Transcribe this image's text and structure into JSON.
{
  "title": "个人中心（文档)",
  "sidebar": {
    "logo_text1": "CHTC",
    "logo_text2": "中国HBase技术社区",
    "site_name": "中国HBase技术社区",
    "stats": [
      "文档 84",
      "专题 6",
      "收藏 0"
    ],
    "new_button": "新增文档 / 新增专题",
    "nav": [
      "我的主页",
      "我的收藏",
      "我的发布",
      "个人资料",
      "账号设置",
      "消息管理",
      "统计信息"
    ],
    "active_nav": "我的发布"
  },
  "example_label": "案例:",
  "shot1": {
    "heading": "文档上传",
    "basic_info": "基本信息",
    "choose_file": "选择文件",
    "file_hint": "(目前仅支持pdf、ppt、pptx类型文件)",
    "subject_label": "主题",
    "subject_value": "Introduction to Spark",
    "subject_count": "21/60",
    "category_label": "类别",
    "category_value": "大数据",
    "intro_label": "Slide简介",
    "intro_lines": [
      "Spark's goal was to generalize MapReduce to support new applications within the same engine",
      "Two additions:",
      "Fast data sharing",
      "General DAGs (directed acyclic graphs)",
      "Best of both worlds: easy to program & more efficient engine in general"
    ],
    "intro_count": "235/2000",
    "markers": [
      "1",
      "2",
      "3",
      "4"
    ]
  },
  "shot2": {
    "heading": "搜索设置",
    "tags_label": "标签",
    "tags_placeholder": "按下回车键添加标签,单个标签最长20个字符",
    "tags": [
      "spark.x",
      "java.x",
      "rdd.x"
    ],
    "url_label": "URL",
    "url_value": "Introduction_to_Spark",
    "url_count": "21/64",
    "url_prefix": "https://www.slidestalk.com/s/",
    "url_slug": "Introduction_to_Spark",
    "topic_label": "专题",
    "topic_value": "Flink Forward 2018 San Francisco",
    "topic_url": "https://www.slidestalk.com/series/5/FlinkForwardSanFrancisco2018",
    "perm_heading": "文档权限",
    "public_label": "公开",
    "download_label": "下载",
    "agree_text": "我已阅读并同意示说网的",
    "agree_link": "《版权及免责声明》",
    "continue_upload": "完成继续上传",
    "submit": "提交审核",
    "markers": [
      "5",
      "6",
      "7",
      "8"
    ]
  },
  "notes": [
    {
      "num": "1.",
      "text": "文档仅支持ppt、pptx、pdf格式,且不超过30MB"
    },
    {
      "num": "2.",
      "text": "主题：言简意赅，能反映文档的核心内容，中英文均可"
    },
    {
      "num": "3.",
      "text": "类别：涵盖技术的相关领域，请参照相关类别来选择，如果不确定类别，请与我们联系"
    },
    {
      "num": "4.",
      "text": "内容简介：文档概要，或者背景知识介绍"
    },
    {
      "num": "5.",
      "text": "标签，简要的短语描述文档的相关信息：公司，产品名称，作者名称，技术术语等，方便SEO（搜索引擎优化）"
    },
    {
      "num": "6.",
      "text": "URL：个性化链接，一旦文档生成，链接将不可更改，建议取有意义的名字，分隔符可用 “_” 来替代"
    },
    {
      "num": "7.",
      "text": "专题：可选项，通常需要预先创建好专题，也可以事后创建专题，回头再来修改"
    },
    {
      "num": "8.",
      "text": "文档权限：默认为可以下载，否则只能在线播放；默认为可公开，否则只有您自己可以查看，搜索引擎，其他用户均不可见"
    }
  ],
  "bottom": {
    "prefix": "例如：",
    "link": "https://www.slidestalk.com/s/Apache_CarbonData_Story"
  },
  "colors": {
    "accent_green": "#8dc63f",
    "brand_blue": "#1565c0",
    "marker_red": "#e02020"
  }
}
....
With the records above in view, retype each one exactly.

- **Your solution**:
Transcribe this image's text and structure into JSON.
{
  "title": "个人中心（文档)",
  "sidebar": {
    "logo_text1": "CHTC",
    "logo_text2": "中国HBase技术社区",
    "site_name": "中国HBase技术社区",
    "stats": [
      "文档 84",
      "专题 6",
      "收藏 0"
    ],
    "new_button": "新增文档 / 新增专题",
    "nav": [
      "我的主页",
      "我的收藏",
      "我的发布",
      "个人资料",
      "账号设置",
      "消息管理",
      "统计信息"
    ],
    "active_nav": "我的发布"
  },
  "example_label": "案例:",
  "shot1": {
    "heading": "文档上传",
    "basic_info": "基本信息",
    "choose_file": "选择文件",
    "file_hint": "(目前仅支持pdf、ppt、pptx类型文件)",
    "subject_label": "主题",
    "subject_value": "Introduction to Spark",
    "subject_count": "21/60",
    "category_label": "类别",
    "category_value": "大数据",
    "intro_label": "Slide简介",
    "intro_lines": [
      "Spark's goal was to generalize MapReduce to support new applications within the same engine",
      "Two additions:",
      "Fast data sharing",
      "General DAGs (directed acyclic graphs)",
      "Best of both worlds: easy to program & more efficient engine in general"
    ],
    "intro_count": "235/2000",
    "markers": [
      "1",
      "2",
      "3",
      "4"
    ]
  },
  "shot2": {
    "heading": "搜索设置",
    "tags_label": "标签",
    "tags_placeholder": "按下回车键添加标签,单个标签最长20个字符",
    "tags": [
      "spark.x",
      "java.x",
      "rdd.x"
    ],
    "url_label": "URL",
    "url_value": "Introduction_to_Spark",
    "url_count": "21/64",
    "url_prefix": "https://www.slidestalk.com/s/",
    "url_slug": "Introduction_to_Spark",
    "topic_label": "专题",
    "topic_value": "Flink Forward 2018 San Francisco",
    "topic_url": "https://www.slidestalk.com/series/5/FlinkForwardSanFrancisco2018",
    "perm_heading": "文档权限",
    "public_label": "公开",
    "download_label": "下载",
    "agree_text": "我已阅读并同意示说网的",
    "agree_link": "《版权及免责声明》",
    "continue_upload": "完成继续上传",
    "submit": "提交审核",
    "markers": [
      "5",
      "6",
      "7",
      "8"
    ]
  },
  "notes": [
    {
      "num": "1.",
      "text": "文档仅支持ppt、pptx、pdf格式,且不超过30MB"
    },
    {
      "num": "2.",
      "text": "主题：言简意赅，能反映文档的核心内容，中英文均可"
    },
    {
      "num": "3.",
      "text": "类别：涵盖技术的相关领域，请参照相关类别来选择，如果不确定类别，请与我们联系"
    },
    {
      "num": "4.",
      "text": "内容简介：文档概要，或者背景知识介绍"
    },
    {
      "num": "5.",
      "text": "标签，简要的短语描述文档的相关信息：公司，产品名称，作者名称，技术术语等，方便SEO（搜索引擎优化）"
    },
    {
      "num": "6.",
      "text": "URL：个性化链接，一旦文档生成，链接将不可更改，建议取有意义的名字，分隔符可用 “_” 来替代"
    },
    {
      "num": "7.",
      "text": "专题：可选项，通常需要预先创建好专题，也可以事后创建专题，回头再来修改"
    },
    {
      "num": "8.",
      "text": "文档权限：默认为可以下载，否则只能在线播放；默认为可公开，否则只有您自己可以查看，搜索引擎，其他用户均不可见"
    }
  ],
  "bottom": {
    "prefix": "例如：",
    "link": "https://www.slidestalk.com/s/Apache_CarbonData_Story"
  },
  "colors": {
    "accent_green": "#8dc63f",
    "brand_blue": "#1565c0",
    "marker_red": "#e02020"
  }
}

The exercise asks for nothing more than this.